(Data for review)
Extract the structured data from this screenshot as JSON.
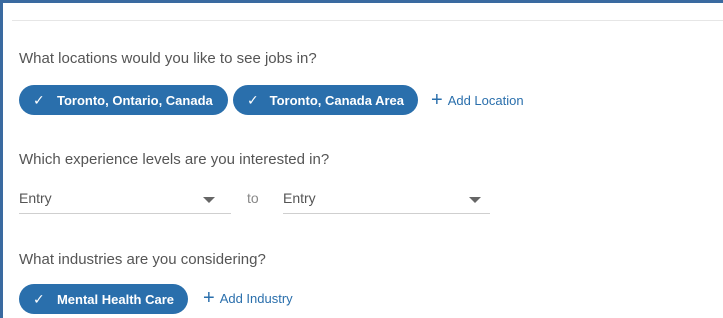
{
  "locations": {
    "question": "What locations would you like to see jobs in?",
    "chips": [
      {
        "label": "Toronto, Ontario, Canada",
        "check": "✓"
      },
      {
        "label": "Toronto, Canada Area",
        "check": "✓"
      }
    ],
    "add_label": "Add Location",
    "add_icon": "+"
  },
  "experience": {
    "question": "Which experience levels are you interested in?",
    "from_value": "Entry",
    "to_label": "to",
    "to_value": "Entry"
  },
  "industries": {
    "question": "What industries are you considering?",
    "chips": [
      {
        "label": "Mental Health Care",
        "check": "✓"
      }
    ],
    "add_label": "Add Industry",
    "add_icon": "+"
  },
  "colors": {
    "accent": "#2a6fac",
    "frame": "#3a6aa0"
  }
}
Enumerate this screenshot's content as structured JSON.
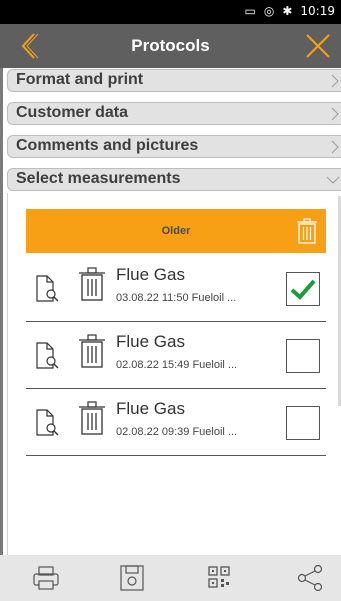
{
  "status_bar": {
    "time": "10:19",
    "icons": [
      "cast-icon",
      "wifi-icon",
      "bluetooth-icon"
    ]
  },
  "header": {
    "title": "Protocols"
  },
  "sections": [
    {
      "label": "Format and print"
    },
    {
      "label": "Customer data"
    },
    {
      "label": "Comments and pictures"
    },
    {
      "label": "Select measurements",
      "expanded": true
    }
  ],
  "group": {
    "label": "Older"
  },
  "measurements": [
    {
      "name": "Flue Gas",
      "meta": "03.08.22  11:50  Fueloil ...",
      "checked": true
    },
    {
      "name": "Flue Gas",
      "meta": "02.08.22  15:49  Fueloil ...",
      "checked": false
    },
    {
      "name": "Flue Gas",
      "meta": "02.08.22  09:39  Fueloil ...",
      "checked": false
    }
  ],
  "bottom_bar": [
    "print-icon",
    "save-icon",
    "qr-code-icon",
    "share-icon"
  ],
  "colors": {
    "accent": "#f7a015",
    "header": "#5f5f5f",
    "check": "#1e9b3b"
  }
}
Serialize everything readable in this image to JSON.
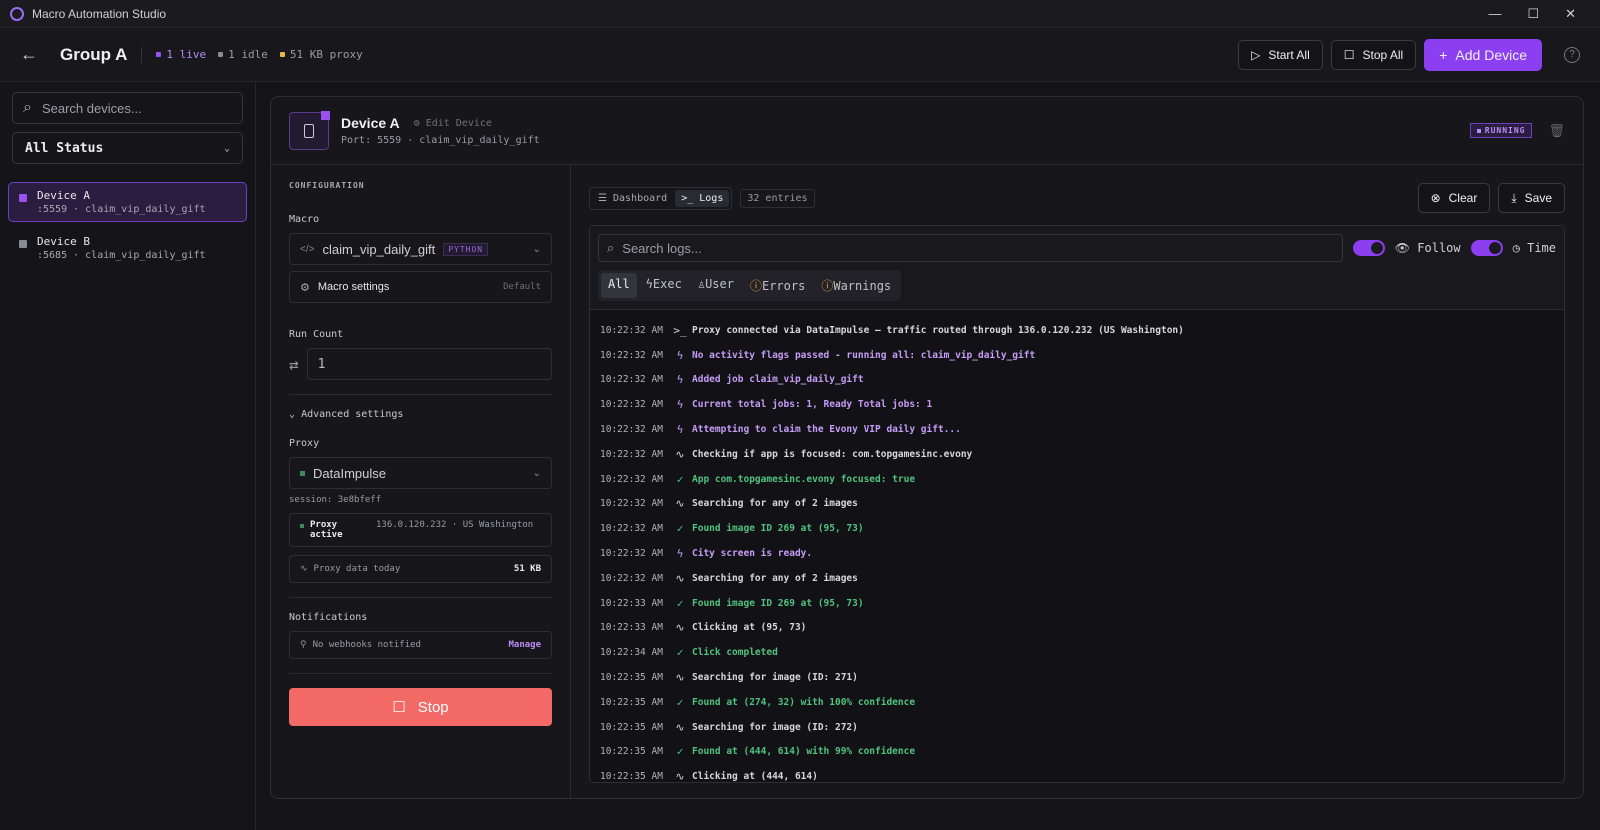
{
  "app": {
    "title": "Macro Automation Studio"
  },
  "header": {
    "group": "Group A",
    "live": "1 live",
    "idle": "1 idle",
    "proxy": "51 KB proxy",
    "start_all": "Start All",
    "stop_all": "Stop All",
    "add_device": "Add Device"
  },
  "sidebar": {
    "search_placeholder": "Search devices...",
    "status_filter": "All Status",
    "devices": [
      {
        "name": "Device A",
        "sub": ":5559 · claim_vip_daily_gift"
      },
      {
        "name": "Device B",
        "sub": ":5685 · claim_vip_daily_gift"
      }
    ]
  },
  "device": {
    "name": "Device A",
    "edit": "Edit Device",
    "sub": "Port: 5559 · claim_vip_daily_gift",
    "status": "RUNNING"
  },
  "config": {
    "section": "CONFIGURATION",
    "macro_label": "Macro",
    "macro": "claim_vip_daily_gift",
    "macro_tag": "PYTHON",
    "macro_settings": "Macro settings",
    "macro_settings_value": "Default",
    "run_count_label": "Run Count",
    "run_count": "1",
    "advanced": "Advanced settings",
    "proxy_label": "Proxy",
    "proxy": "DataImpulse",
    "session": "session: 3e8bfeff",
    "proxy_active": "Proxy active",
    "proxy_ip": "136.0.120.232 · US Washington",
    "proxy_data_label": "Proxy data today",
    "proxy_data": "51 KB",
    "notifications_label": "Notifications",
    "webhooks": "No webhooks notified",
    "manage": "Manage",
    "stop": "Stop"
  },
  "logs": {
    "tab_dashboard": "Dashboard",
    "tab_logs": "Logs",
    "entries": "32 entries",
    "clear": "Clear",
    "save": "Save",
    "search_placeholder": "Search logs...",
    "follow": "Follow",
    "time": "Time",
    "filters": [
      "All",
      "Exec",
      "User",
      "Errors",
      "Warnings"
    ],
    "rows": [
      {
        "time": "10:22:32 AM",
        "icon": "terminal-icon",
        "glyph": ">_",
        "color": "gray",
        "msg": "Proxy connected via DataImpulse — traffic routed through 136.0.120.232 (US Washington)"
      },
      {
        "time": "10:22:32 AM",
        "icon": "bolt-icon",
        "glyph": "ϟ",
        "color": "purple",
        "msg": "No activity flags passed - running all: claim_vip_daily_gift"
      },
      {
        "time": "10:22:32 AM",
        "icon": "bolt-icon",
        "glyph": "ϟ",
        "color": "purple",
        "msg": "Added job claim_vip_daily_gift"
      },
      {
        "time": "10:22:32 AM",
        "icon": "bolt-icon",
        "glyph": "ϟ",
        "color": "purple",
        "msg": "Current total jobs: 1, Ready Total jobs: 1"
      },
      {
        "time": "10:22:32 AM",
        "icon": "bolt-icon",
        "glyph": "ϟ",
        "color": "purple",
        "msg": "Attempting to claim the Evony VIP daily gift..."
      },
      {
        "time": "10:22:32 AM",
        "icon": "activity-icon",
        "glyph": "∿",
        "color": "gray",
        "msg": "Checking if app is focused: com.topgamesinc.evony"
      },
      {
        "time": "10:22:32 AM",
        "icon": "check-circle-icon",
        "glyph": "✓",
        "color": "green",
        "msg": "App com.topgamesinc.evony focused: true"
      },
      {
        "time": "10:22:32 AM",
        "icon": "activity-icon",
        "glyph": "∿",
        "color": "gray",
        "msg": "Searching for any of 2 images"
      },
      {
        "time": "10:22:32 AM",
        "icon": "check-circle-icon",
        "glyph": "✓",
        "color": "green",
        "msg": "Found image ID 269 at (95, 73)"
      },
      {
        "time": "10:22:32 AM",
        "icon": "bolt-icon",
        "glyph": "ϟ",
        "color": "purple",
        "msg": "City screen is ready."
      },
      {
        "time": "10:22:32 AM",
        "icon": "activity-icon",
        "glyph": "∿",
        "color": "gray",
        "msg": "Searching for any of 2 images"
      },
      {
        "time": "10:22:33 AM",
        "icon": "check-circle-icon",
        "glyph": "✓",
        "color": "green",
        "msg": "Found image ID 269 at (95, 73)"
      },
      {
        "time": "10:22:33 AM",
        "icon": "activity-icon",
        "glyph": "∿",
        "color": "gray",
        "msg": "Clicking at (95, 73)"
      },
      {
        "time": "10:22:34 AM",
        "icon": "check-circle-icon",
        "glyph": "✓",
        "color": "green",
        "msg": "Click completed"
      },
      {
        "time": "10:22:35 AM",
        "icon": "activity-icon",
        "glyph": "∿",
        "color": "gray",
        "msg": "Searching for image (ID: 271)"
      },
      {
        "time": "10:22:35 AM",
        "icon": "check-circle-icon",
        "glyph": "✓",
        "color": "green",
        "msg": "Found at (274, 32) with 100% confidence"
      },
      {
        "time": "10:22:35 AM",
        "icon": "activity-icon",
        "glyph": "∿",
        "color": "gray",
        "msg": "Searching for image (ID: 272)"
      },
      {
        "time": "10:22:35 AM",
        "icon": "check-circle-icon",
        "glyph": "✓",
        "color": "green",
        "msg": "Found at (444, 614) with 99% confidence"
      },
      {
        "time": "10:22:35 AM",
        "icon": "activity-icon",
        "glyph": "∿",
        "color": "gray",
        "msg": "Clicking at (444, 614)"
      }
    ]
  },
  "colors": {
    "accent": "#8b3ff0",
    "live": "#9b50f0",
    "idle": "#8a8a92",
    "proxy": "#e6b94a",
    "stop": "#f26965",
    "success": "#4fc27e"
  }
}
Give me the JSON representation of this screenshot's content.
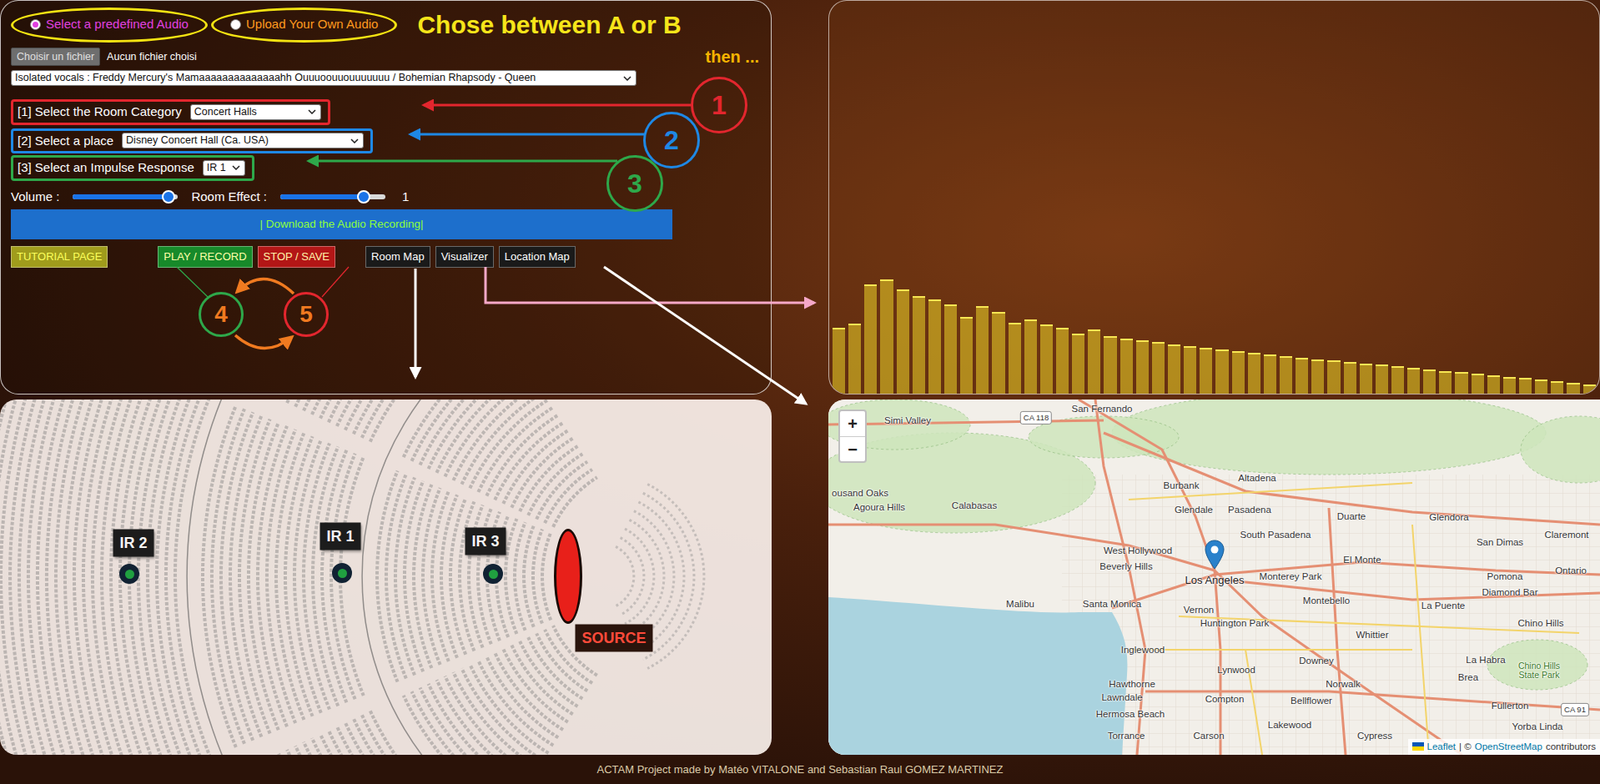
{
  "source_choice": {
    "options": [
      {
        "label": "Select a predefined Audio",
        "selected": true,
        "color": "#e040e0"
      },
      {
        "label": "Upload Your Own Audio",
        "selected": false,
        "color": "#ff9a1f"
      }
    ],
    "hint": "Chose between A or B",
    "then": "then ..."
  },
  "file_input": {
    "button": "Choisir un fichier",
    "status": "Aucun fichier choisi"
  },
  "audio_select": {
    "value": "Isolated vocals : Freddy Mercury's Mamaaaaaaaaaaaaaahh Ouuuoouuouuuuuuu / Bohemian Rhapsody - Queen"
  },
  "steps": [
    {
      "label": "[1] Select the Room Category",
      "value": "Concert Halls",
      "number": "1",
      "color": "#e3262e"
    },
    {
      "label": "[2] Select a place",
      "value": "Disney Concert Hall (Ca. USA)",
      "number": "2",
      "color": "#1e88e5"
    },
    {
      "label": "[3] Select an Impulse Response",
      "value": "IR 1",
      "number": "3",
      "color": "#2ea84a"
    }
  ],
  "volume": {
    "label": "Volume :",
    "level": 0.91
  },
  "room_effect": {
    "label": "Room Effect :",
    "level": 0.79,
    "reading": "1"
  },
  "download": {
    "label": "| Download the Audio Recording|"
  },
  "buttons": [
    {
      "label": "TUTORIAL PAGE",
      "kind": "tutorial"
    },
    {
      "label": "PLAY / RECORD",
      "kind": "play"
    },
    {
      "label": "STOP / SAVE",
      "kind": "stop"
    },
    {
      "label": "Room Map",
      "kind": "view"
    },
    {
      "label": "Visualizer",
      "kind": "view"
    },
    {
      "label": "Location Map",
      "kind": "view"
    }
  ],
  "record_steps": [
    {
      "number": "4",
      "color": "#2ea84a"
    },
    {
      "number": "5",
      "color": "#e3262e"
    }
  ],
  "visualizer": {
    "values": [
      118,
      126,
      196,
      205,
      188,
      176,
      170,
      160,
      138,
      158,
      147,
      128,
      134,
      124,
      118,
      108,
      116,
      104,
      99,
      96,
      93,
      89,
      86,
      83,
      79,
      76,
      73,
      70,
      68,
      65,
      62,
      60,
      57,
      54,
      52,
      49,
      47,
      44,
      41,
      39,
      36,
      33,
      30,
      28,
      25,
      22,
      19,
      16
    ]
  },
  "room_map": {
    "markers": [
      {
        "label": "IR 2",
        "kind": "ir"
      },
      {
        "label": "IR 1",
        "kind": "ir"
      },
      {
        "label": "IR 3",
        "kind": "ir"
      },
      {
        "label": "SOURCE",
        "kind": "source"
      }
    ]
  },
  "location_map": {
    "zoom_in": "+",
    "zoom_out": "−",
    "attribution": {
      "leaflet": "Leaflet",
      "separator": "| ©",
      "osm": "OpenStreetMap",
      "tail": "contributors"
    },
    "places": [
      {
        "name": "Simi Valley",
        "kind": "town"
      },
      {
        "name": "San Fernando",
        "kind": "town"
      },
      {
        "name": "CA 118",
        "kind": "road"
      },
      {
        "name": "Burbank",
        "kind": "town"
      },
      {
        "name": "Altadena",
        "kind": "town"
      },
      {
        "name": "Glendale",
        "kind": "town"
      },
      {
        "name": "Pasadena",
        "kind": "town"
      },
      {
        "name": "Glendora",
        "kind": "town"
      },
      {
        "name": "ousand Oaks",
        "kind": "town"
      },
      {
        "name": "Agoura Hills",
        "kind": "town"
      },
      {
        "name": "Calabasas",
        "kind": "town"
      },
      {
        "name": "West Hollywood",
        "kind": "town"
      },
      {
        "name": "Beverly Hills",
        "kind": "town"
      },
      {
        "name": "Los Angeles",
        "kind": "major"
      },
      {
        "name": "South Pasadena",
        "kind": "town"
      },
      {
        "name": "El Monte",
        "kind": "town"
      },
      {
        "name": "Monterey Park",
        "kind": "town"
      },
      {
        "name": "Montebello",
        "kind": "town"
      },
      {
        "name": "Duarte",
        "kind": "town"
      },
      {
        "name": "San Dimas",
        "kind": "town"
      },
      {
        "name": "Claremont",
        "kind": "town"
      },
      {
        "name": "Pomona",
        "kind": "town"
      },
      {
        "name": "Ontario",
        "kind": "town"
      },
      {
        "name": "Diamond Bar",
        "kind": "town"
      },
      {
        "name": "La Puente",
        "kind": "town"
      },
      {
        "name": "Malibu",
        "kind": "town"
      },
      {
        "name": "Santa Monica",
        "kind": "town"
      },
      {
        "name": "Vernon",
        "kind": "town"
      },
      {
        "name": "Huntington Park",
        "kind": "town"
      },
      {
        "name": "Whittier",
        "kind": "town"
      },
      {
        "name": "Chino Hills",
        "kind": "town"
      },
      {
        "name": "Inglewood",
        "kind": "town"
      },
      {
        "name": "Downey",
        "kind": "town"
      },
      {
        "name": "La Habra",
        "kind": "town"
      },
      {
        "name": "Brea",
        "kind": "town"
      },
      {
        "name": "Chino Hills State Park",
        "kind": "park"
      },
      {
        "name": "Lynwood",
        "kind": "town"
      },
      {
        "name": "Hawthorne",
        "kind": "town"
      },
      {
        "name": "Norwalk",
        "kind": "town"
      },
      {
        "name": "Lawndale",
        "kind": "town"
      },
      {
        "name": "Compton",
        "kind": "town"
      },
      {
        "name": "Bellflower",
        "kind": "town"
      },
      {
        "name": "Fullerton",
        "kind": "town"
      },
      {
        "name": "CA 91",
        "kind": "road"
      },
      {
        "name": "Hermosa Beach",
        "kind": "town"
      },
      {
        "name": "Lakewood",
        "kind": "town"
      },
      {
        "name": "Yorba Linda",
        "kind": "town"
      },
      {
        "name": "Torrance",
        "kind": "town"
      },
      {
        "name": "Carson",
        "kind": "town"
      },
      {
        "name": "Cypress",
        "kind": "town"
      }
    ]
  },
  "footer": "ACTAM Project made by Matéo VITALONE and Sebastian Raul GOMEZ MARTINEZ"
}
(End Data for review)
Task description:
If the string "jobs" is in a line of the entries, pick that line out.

Reply:
    "question": "What locations would you like to see jobs in?",
        "msg": "Current total jobs: 1, Ready Total jobs: 1"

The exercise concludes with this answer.